“We really get a mixture of all ages here,” says Virginia Vargas, 16, who has worked in the shop for four months. “Little kids come in for sprinkle cookies and pink-and-green sandwich cookies.”
“People who move away come back to buy pastries here because they grow up with this stuff,” Zerilli says. “It used to be that families would come in every Sunday and order two dozen pastries — big pastries — for the family. The family would gather at someone’s house and be together for a big meal. It’s not the same anymore. People don’t live together. They eat at different times. But during the holidays, everyone comes around again.”
“I learned everything I know about baking here,” says Carlo Ocello, a baker and pastry chef at Court Pastry who began working at the shop when he was 13 years old.

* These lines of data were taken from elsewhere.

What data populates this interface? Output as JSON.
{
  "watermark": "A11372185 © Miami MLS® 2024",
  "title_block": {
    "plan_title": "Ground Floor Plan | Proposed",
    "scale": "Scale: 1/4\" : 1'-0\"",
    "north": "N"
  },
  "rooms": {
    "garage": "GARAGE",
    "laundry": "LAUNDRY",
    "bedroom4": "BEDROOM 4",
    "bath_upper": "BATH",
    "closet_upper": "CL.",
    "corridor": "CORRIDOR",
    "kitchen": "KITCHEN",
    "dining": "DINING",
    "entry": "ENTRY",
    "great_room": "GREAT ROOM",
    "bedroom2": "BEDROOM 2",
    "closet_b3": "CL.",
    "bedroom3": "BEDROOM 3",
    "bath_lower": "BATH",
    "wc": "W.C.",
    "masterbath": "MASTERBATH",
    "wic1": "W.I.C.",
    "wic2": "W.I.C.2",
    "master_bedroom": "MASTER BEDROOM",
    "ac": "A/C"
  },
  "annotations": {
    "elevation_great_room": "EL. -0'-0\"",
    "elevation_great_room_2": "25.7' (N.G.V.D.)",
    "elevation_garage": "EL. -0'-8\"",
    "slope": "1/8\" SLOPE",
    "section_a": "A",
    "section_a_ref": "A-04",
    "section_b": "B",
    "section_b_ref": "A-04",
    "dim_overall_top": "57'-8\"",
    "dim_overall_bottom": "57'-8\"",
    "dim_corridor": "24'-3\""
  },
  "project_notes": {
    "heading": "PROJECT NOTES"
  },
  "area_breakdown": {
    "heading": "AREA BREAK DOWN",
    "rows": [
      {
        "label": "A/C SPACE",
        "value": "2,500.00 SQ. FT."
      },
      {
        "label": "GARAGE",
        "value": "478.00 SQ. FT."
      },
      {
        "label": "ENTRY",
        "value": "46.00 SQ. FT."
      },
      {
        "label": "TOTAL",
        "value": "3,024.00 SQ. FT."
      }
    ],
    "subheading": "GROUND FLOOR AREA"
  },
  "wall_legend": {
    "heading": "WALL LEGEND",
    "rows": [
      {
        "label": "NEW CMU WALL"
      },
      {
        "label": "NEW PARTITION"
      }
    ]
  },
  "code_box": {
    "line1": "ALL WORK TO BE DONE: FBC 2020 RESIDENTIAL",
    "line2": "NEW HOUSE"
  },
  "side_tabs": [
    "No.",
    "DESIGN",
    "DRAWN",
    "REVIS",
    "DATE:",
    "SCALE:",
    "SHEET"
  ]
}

He eventually opened his own bakery, only to return to this booming kitchen four years ago. Four bakers assist the Zerilli brothers in the kitchen, and the retail staff — “the girls,” as Zerilli calls them — tend to customers and design cookie trays in the front of the store.
“Everything is time-consuming, but it’s a special thing, these cookies,” Zerilli says as he opens a large can of Nina peeled tomatoes for the sauce. Dinner has to be quick if he’s to finish the day’s work before the shop closes at 8:30 p.m. “I pretty much work 60 hours a week during the holidays, seven days a week this time of year.”
The output is impressive. The industrial refrigerators in the shop’s kitchen house trays of cookies ready to be filled and decorated. The finished cookies are displayed on shelves in the tiny bakery where there’s barely room for a half dozen customers at once.
“Christmas Eve we have a line out the door from about eight in the morning until seven at night,” Zerilli says.
“I stood in line to buy a great big grain pie on the day before Thanksgiving. It didn’t take too long — 20 to 30 minutes maybe.” says Patricia Power, who recently retired from a career in publishing and who has lived in Cobble Hill for 25 years. “I love their grain pie. When I need something good, this is where I come,”
As for Labozzetta, cannolis are her weakness.
“My family still jokes with me because at holiday meals, when we get the pastries, I have to have my cannoli before my meal,” she says. “I hope they never close that shop — not until after I die at least!”